ConclusionThe Commission recommendations make it clear that in our current system, data on health inequities are divorced from the history and community conditions that shape poor health outcomes, resulting in an incomplete picture of who is most impacted and why. The COVID-19 pandemic underscores the continued and substantial need for a modernized public health data infrastructure where data are collected, analyzed, and interpreted with an eye toward equity. A modern, equity-centered public health data system helps policymakers identify problems, target interventions, and allocate resources to those who need it most.
Charting a Course for an Equity-Centered Data System
Recommendations from the National Commission to Transform Public Health Data Systems
Data are the building blocks for how we describe the health of people and the communities where they live—stories that emerge from data help the nation understand and contextualize what drives or impedes health and how structural factors like racism and other forms of discrimination influence one’s ability to live a healthy life.
The COVID-19 pandemic laid bare the gaps in our public health and health data infrastructure and illuminated the many ways in which they perpetuate vast health inequities. To work toward a modernized health data system, the Robert Wood Johnson Foundation established a first-of-its-kind National Commission to Transform Public Health Data Systems to reimagine how data are collected, shared, and used, and identify the investments needed to improve health equity. Commissioners examined both the systems and the data needed to ensure public health information works for all, including: who the data we collect elevates, who is being centered in our data, who is being excluded, and why.
The Commission’s recommendations for the nation call on government at all levels, business, community-based organizations, philanthropy, and others to take specific action to reimagine and modernize the public health data system.
Commissioners developed the following overarching recommendations that offer a blueprint for change. They include recommendations on:
Changing how we tell stories about the health of people and communities so equity informs meaningful narrative change.
Prioritizing governance of our data infrastructure to put equity at the center.
Ensuring that public health measurement captures and addresses structural racism and other inequities.
RWJF Commits $50 Million in Funding to Encourage Action
To accelerate progress toward reimagining and modernizing our public health data system, RWJF will award $50 million in funding for a range of projects aimed at creating a more equitable national public health data infrastructure.

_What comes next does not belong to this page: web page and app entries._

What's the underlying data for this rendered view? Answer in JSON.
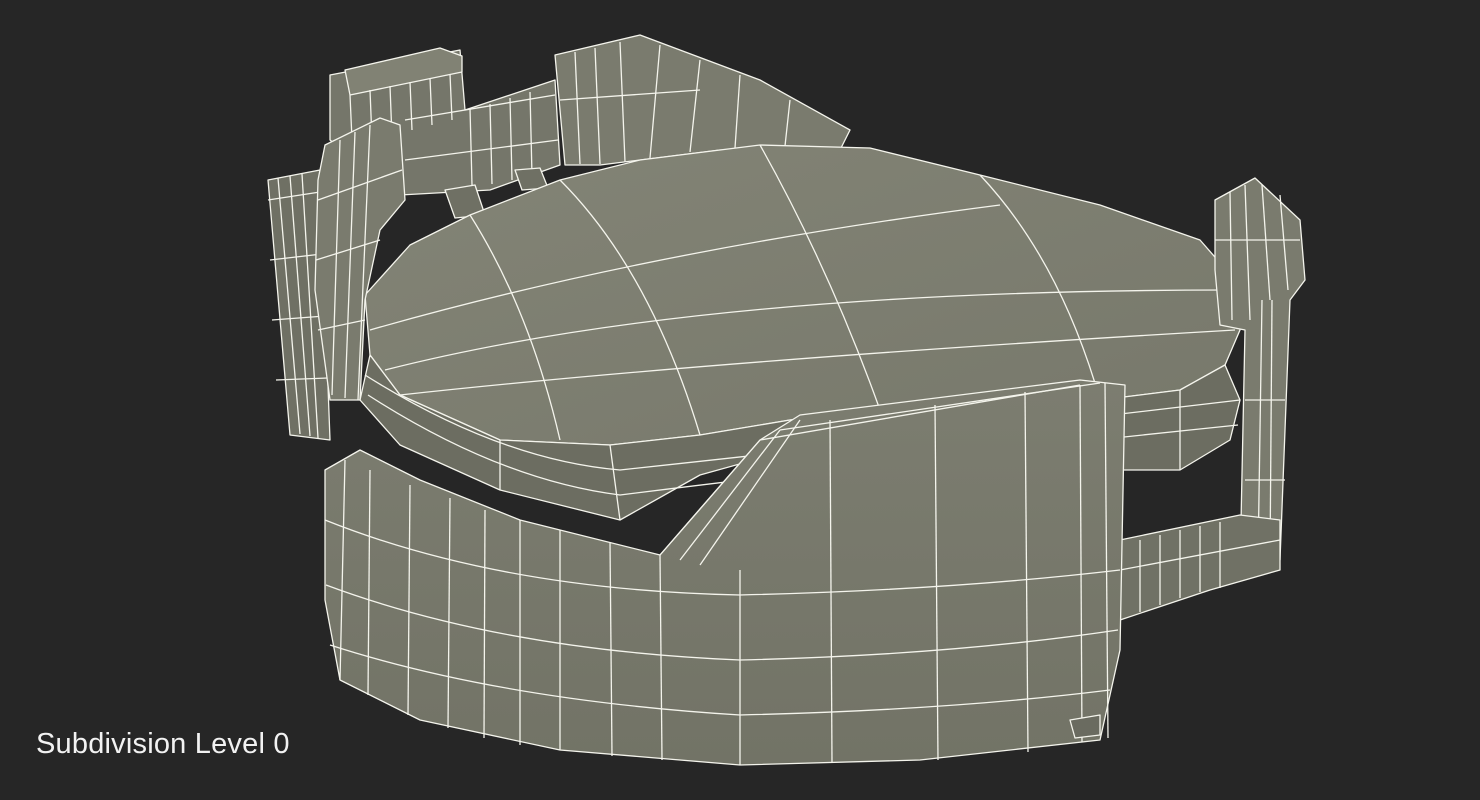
{
  "caption": {
    "text": "Subdivision Level 0"
  },
  "scene": {
    "background_color": "#262626",
    "surface_color": "#7d7e70",
    "surface_shadow_color": "#5f6056",
    "wire_color": "#f4f4ec"
  }
}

The funding will include:
$11.5 milion to transform local data environments to eliminate barriers and increase cross-sector participation in public health data;

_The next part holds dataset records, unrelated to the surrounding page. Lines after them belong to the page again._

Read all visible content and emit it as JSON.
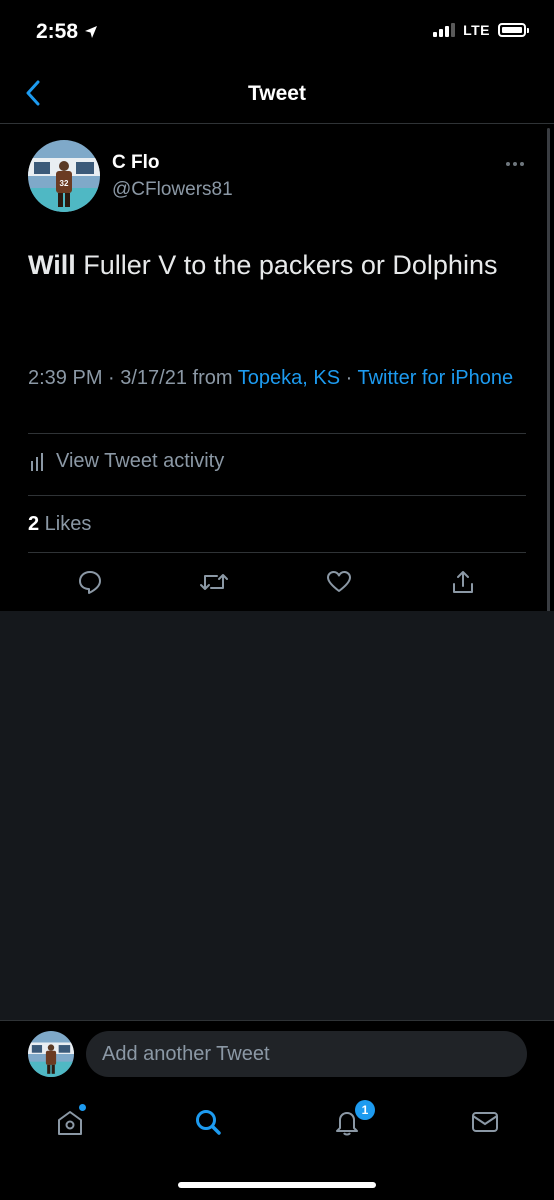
{
  "status": {
    "time": "2:58",
    "network": "LTE"
  },
  "nav": {
    "title": "Tweet"
  },
  "tweet": {
    "author_name": "C Flo",
    "author_handle": "@CFlowers81",
    "text_bold": "Will",
    "text_rest": " Fuller V to the packers or Dolphins",
    "time": "2:39 PM · 3/17/21 from ",
    "location": "Topeka, KS",
    "separator": " · ",
    "source": "Twitter for iPhone",
    "activity_label": "View Tweet activity",
    "likes_count": "2",
    "likes_label": " Likes"
  },
  "composer": {
    "placeholder": "Add another Tweet"
  },
  "tabbar": {
    "notifications_badge": "1"
  },
  "colors": {
    "accent": "#1d9bf0",
    "background": "#000000",
    "muted": "#8b98a5",
    "empty_area": "#15181c"
  }
}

$10 million to build community-academic partnerships with historically black colleges and universities in the Gulf coast region to address health inequity; and
$10 million to advance local, state, and federal policies to promote more meaningful, nuanced data disaggregation to raise awareness about the need to address disparities.

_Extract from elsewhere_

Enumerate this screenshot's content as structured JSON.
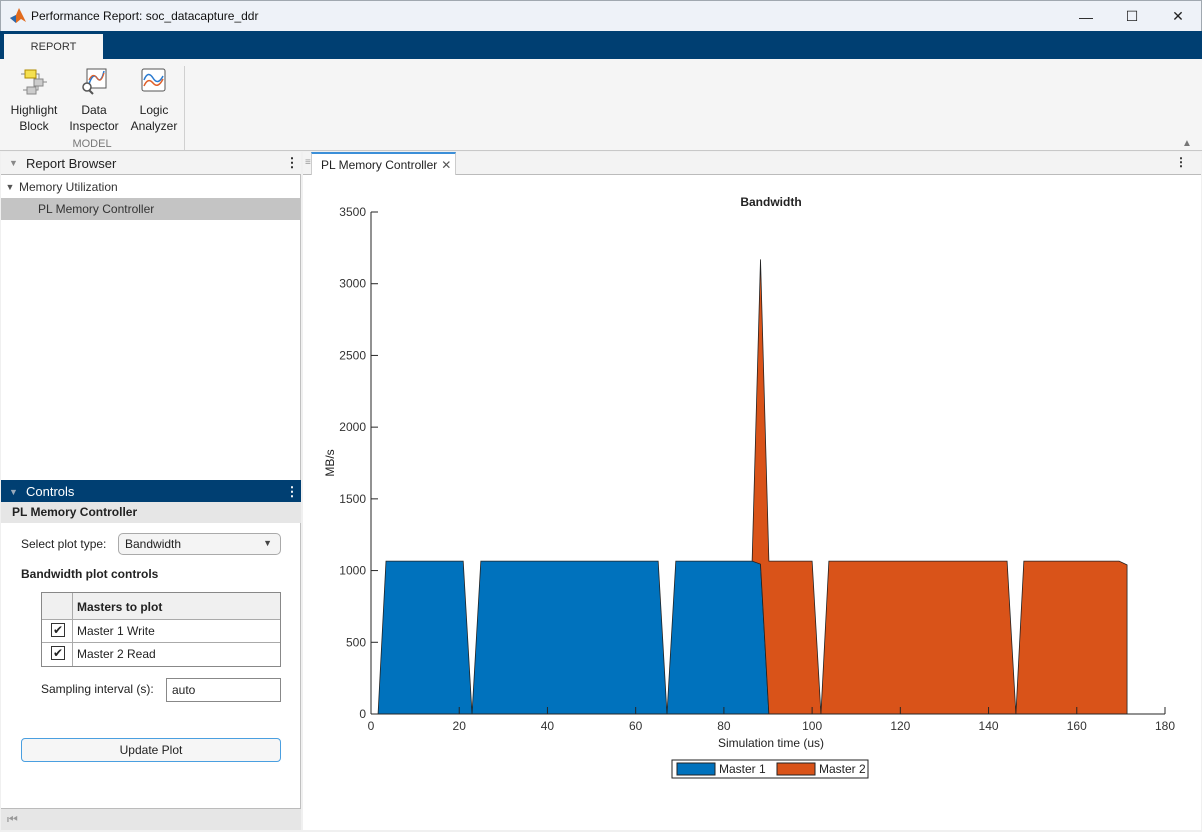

Each of these initiatives will provide significant funding opportunities—for a broad range of community partners, researchers, and advocates—through additional requests for proposals managed by key partners in collaboration with RWJF. Additional calls for proposals will be announced in early 2022.
About the National Commission to Transform Public Health Data Systems
RWJF established a first-of-its-kind National Commission to Transform Public Health Data Systems to reimagine how data are collected, shared, and used, and identify the investments needed to improve health equity. Led by Dr. Gail C. Christopher of the National Collaborative for Health Equity and supported by a research team at the RAND Corporation, the 16-member Commission represents a diverse group of innovators and experts representing multiple sectors—health care, community advocacy, government, business, public health, and others.
RWJF established a first-of-its-kind commission to reimagine how health data are collected, shared, and used, and to identify the public and private sector investments needed to modernize our health data infrastructure and improve health equity.
“A disability data justice approach is urgently needed. Public health data systems and infrastructure must be built to collect disability data and use this information to combat ableism and support equity and social justice,” writes Bonnie Swenor, member of RWJF’s Expert Panel for the National Commission to Transform Public Health Data Systems. Read the Health Affairs blog post.